BY KOBI AZOULAY
It is hard to find a movie loaded with science jargon that people other than sci-fi nerds can stay awake through, let alone enjoy, but Ridley Scott did just that with his masterpiece “The Martian.”
The movie begins with six astronauts excavating the surface of Mars when a huge storm approaches. As they attempt to get back to their ship through the storm, astronaut Mark Watney is hit by a satellite and separated from his colleagues.
Assuming his death, the rest of the crew leaves the red planet without Watney–that’s when the storyline emerges.
Watney did survive the storm, and now stranded on an inhabitable planet, must find a way to live in the harsh conditions of the planet by himself in a small base where he is only equipped with enough food to last him 400 sols (Mars days).
Knowing that he will not be rescued within that time period, finding another food source is vital. Luckily, he’s a botanist, making him the ideal person to grow food on the lifeless planet.
The realism in this movie is impeccable. From the scientific methods Watney uses to attempt to survive, to the hesitant public relations process NASA goes through trying to navigate this intergalactic controversy, the plot feels like a scenario that could actually happen one day.
There was also a good amount of humor sprinkled throughout the movie to lighten the mood of an otherwise deep movie. When a person is isolated from earth, let alone other people, for a long amount of time, you can imagine how hilariously crazy they might act.
Don’t even try to predict what happens next.
Every time it seems like Watney’s survival is inevitable, something drastic happens making his odds of survival seem about as likely as a snow storm cancelling classes for the entire rest of this year.
Sometimes the heavy loads of science and survival can be a little overbearing, but fortunately, those dull parts are few and far between, and the mind-blowing plot twists make you forget they even happened.
It’s the personal touch this film has that makes it so incredible.
The whole world rallies behind this one man and his fight for survival. A lot of people think that it’s going to take aliens to force the world to come together for a common cause, and in a way, that’s what this movie is about.
Except the world isn’t fighting this “alien,” but fighting to save him.
The great acting adds to the intimacy of the movie, as well.
Matt Damon, who plays Watney, truly seems like a man fighting for his life, and every other actor seems genuinely concerned for him. The script is as realistic as possible, with the actor’s mood matching seamlessly every step along the way.
The music did its job as well as it possibly could.

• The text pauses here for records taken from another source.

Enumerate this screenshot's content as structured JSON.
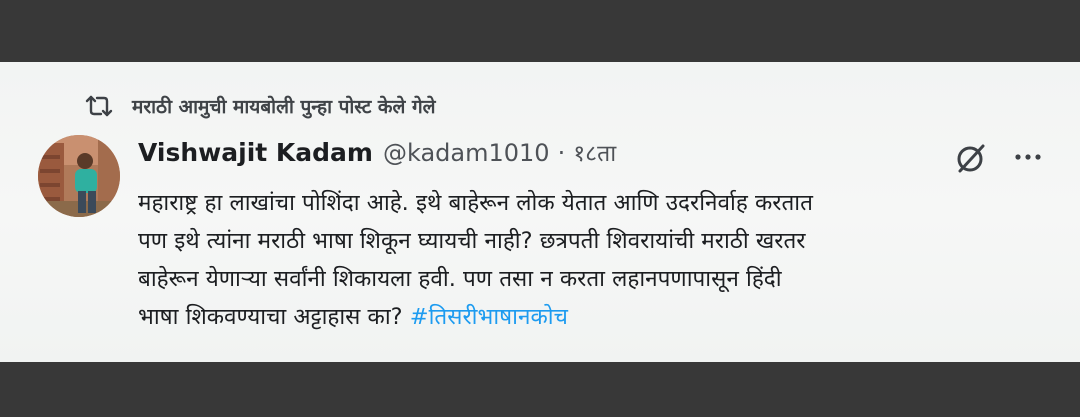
{
  "repost": {
    "icon": "repost-icon",
    "label": "मराठी आमुची मायबोली पुन्हा पोस्ट केले गेले"
  },
  "author": {
    "avatar": "avatar",
    "display_name": "Vishwajit Kadam",
    "handle": "@kadam1010",
    "separator": "·",
    "time": "१८ता"
  },
  "actions": {
    "grok_icon": "grok-icon",
    "more_icon": "more-icon"
  },
  "tweet": {
    "lines": [
      "महाराष्ट्र हा लाखांचा पोशिंदा आहे. इथे बाहेरून लोक येतात आणि उदरनिर्वाह करतात",
      "पण इथे त्यांना मराठी भाषा शिकून घ्यायची नाही? छत्रपती शिवरायांची मराठी खरतर",
      "बाहेरून येणाऱ्या सर्वांनी शिकायला हवी. पण तसा न करता लहानपणापासून हिंदी",
      "भाषा शिकवण्याचा अट्टाहास का? "
    ],
    "hashtag": "#तिसरीभाषानकोच"
  },
  "colors": {
    "hashtag": "#1d9bf0",
    "text": "#1c1e21",
    "muted": "#4e5257",
    "band": "#383838"
  }
}
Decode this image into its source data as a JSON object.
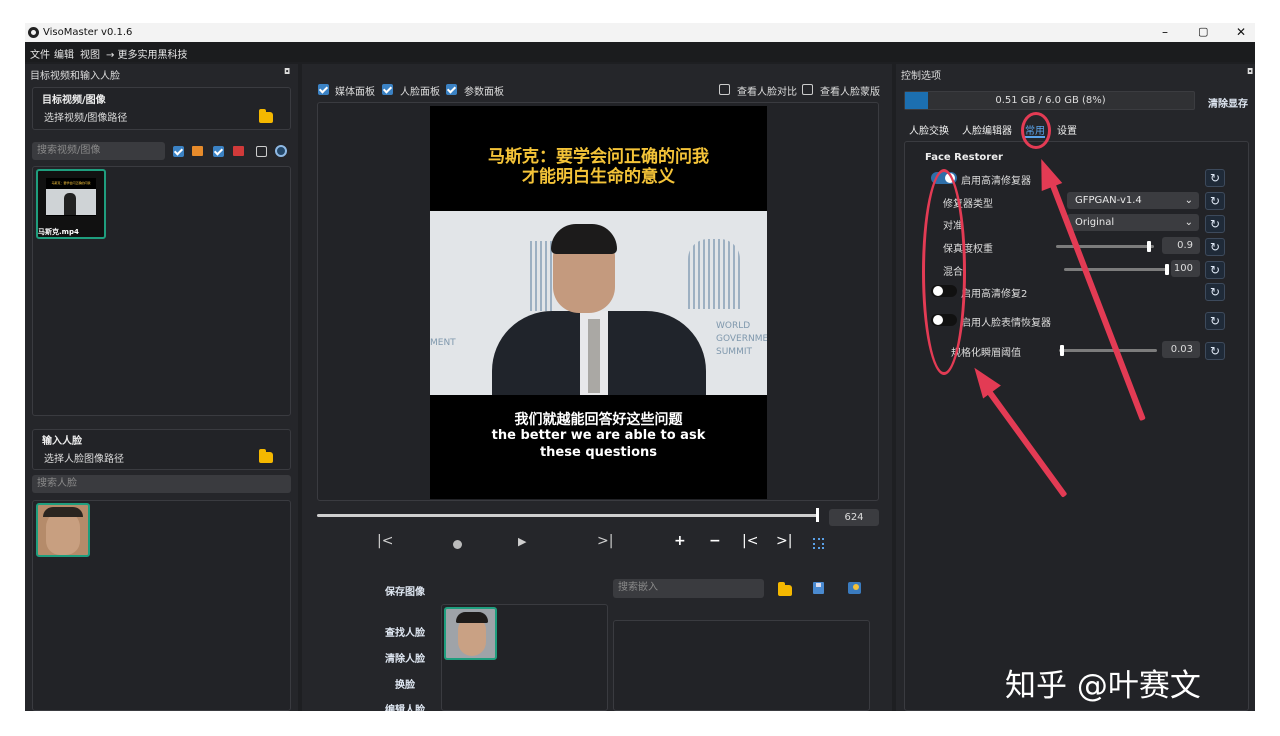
{
  "app": {
    "title": "VisoMaster v0.1.6",
    "min_glyph": "–",
    "restore_glyph": "▢",
    "close_glyph": "✕"
  },
  "menu": {
    "items": [
      "文件",
      "编辑",
      "视图",
      "→ 更多实用黑科技"
    ]
  },
  "left": {
    "panel_title": "目标视频和输入人脸",
    "target_section_title": "目标视频/图像",
    "target_path_label": "选择视频/图像路径",
    "target_search_placeholder": "搜索视频/图像",
    "thumb_filename": "马斯克.mp4",
    "thumb_caption": "马斯克：要学会问正确的问我",
    "input_section_title": "输入人脸",
    "input_path_label": "选择人脸图像路径",
    "face_search_placeholder": "搜索人脸"
  },
  "center": {
    "checks": [
      {
        "label": "媒体面板",
        "checked": true
      },
      {
        "label": "人脸面板",
        "checked": true
      },
      {
        "label": "参数面板",
        "checked": true
      }
    ],
    "right_checks": [
      {
        "label": "查看人脸对比",
        "checked": false
      },
      {
        "label": "查看人脸蒙版",
        "checked": false
      }
    ],
    "video_caption_top_1": "马斯克：要学会问正确的问我",
    "video_caption_top_2": "才能明白生命的意义",
    "video_caption_bottom_zh": "我们就越能回答好这些问题",
    "video_caption_bottom_en_1": "the better we are able to ask",
    "video_caption_bottom_en_2": "these questions",
    "bg_text_left": "MENT",
    "bg_text_world": "WORLD",
    "bg_text_gov": "GOVERNMEN",
    "bg_text_summit": "SUMMIT",
    "frame_number": "624",
    "frame_progress": 1.0,
    "save_image_label": "保存图像",
    "embed_search_placeholder": "搜索嵌入",
    "face_actions": [
      "查找人脸",
      "清除人脸",
      "换脸",
      "编辑人脸"
    ]
  },
  "right": {
    "panel_title": "控制选项",
    "memory_text": "0.51 GB / 6.0 GB (8%)",
    "memory_fraction": 0.08,
    "clear_memory_label": "清除显存",
    "tabs": [
      "人脸交换",
      "人脸编辑器",
      "常用",
      "设置"
    ],
    "active_tab": "常用",
    "section_title": "Face Restorer",
    "enable_restorer_label": "启用高清修复器",
    "enable_restorer_on": true,
    "restorer_type_label": "修复器类型",
    "restorer_type_value": "GFPGAN-v1.4",
    "align_label": "对准",
    "align_value": "Original",
    "fidelity_label": "保真度权重",
    "fidelity_value": "0.9",
    "blend_label": "混合",
    "blend_value": "100",
    "enable_restorer2_label": "启用高清修复2",
    "enable_restorer2_on": false,
    "enable_expression_label": "启用人脸表情恢复器",
    "enable_expression_on": false,
    "blink_label": "规格化瞬眉阈值",
    "blink_value": "0.03"
  },
  "watermark": "知乎 @叶赛文",
  "colors": {
    "accent": "#3b82c4",
    "annotation": "#e33b54",
    "folder": "#f5b800"
  }
}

The instrumentals match the plot and mood perfectly: inspirational music coincides with progress towards saving Watney while dramatic scenes have fast-paced, tense tunes.
There’s even some disco music thrown into the mix, which sounds strange, but enhances an inside joke in a way no other music genre can.
Special effects provide “The Martian” with a setting that pulls everything else together.
Aerial shots of the red planet’s magnificent, rocky mountains look as if they came right off of the NASA website, and help to transition scenes perfectly.
A lot of movies overwhelm the audience with special effects in an attempt to impress, and although this one has a lot of them (it’s not like they could actually go to Mars), it is only done to enhance realistic scenarios.
Even though “The Martian” goes a little bit heavy on the science at times, the surprising twists, passionate acting and practical special effects allow science-fiction to meet the mainstream market harmoniously.
The Flyer gives “The Martian” a 9/10.